** Problem to solve **
In the data that follows, every line containing the word "JSON" should be returned.

** Record extracts **
- Opening Delimiter -

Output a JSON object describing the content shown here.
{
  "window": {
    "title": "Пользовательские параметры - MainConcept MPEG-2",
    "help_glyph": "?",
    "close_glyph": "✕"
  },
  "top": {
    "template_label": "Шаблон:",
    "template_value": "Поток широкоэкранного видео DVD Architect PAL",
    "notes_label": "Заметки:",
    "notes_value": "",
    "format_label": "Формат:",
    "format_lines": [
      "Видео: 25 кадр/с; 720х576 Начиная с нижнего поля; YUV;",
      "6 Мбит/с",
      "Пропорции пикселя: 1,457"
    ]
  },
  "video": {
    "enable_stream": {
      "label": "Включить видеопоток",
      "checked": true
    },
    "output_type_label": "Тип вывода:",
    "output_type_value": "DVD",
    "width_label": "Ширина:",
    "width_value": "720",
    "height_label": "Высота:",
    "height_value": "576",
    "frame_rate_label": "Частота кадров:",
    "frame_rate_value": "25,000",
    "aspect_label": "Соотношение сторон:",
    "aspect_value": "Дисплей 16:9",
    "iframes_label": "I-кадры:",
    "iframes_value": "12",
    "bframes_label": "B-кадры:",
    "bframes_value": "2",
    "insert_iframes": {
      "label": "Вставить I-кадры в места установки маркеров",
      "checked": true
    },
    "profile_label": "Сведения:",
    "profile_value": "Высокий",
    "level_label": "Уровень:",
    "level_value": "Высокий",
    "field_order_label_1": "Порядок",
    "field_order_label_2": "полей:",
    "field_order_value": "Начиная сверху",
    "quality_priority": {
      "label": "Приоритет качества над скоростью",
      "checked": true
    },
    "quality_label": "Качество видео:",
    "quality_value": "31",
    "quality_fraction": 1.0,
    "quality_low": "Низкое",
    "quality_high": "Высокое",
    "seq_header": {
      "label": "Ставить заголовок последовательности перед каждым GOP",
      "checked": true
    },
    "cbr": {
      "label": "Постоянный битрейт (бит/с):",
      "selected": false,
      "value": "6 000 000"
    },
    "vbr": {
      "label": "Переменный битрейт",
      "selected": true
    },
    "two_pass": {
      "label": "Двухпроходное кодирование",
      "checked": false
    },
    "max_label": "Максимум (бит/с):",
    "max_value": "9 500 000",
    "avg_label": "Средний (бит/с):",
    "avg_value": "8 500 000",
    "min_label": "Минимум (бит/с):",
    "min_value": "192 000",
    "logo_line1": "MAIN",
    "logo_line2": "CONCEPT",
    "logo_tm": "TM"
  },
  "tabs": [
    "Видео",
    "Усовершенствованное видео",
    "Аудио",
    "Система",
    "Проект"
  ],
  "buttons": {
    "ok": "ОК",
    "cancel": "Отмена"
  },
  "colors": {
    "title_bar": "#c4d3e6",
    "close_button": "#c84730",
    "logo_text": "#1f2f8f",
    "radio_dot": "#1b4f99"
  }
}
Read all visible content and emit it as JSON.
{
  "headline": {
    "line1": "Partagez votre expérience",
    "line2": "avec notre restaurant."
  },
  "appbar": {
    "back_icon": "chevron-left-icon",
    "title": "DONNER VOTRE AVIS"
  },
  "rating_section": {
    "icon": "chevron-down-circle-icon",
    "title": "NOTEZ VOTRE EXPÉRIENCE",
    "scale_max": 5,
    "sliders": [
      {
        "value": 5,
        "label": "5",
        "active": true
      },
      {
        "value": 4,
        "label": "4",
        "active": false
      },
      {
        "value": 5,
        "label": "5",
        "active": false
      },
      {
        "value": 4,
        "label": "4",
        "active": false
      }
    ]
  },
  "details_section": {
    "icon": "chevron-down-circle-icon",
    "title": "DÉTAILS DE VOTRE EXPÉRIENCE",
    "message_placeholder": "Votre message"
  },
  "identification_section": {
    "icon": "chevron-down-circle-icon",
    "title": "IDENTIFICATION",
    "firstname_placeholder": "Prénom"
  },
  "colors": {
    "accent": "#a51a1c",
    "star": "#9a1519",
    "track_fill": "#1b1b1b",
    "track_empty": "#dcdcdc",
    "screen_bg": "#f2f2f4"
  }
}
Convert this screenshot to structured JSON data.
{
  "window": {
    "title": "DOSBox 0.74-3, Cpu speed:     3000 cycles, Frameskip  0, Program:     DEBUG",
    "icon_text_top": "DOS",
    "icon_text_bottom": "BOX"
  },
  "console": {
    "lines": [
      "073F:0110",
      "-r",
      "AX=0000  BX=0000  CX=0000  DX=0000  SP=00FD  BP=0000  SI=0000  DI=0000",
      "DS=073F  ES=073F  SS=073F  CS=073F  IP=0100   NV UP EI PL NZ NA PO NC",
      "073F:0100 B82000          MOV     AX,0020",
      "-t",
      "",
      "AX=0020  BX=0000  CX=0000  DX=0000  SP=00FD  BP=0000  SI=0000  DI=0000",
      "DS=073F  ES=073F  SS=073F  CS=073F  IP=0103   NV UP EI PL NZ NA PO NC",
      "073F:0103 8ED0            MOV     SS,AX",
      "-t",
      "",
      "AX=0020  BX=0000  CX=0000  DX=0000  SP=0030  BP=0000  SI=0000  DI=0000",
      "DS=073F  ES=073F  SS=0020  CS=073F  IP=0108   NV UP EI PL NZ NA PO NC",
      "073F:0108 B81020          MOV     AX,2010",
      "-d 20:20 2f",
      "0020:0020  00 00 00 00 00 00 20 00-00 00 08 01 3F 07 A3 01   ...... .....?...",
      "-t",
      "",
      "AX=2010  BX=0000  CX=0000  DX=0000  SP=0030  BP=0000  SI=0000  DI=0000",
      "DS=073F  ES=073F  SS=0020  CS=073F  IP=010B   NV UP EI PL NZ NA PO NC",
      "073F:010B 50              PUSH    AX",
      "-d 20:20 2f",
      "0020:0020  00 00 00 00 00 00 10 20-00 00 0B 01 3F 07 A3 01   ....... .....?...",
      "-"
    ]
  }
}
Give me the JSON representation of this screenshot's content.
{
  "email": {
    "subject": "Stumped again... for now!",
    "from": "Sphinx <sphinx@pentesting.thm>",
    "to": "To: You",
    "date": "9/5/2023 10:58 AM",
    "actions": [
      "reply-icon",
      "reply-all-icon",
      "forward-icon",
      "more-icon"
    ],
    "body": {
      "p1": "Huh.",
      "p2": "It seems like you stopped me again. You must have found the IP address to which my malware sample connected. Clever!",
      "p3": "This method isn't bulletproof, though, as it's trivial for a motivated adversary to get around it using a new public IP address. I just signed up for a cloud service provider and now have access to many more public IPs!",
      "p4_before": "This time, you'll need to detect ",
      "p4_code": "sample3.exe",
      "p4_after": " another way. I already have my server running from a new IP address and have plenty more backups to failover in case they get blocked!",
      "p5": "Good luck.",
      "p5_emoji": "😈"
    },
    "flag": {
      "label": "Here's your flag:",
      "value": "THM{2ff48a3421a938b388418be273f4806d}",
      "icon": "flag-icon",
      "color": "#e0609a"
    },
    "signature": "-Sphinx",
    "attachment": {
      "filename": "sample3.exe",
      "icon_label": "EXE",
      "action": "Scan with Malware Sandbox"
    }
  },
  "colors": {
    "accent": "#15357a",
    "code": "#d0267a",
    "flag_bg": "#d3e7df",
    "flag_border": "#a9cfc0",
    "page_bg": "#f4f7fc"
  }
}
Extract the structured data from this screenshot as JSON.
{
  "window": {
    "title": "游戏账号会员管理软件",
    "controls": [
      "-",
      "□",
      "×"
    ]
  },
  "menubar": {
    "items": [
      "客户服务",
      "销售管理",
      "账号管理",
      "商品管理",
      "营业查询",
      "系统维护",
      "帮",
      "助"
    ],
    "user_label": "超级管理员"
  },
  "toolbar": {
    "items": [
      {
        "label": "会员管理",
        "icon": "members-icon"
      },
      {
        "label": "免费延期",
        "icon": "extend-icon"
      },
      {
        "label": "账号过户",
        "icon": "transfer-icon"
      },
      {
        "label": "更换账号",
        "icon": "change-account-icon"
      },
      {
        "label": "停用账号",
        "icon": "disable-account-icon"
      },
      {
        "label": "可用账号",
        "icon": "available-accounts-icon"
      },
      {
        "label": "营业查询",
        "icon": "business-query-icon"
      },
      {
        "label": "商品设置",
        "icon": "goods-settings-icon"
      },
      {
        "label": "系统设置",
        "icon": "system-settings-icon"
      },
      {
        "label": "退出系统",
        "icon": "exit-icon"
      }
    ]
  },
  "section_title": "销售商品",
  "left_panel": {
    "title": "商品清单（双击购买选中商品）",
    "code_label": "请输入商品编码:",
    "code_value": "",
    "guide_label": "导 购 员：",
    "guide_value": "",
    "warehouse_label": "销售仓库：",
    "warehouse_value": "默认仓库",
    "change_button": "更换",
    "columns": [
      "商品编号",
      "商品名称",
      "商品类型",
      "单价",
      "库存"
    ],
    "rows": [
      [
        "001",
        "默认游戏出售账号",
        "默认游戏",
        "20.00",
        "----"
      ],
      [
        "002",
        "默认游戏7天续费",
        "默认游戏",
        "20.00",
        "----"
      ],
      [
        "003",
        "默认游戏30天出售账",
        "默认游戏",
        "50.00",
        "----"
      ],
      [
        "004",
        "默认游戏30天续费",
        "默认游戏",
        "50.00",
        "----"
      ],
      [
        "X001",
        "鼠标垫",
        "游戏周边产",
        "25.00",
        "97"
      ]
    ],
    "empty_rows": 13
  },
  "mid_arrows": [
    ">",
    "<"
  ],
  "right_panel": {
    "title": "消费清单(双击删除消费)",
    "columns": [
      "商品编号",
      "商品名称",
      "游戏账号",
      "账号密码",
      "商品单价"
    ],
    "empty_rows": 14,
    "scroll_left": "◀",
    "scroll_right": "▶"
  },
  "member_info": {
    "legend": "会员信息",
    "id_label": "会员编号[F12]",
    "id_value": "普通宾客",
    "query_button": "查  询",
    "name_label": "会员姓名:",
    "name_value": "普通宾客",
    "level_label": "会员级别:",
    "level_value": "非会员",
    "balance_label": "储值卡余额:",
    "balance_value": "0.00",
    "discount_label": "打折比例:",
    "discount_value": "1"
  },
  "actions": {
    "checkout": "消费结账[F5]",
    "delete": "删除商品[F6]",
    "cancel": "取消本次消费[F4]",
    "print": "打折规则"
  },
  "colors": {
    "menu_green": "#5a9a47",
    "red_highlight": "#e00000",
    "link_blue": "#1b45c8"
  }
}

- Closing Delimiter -

** Reply **
Output a JSON object describing the content shown here.
Read all visible content and emit it as JSON.
Convert this screenshot to structured JSON data.
Give me the JSON representation of this screenshot's content.
Extract the structured data from this screenshot as JSON.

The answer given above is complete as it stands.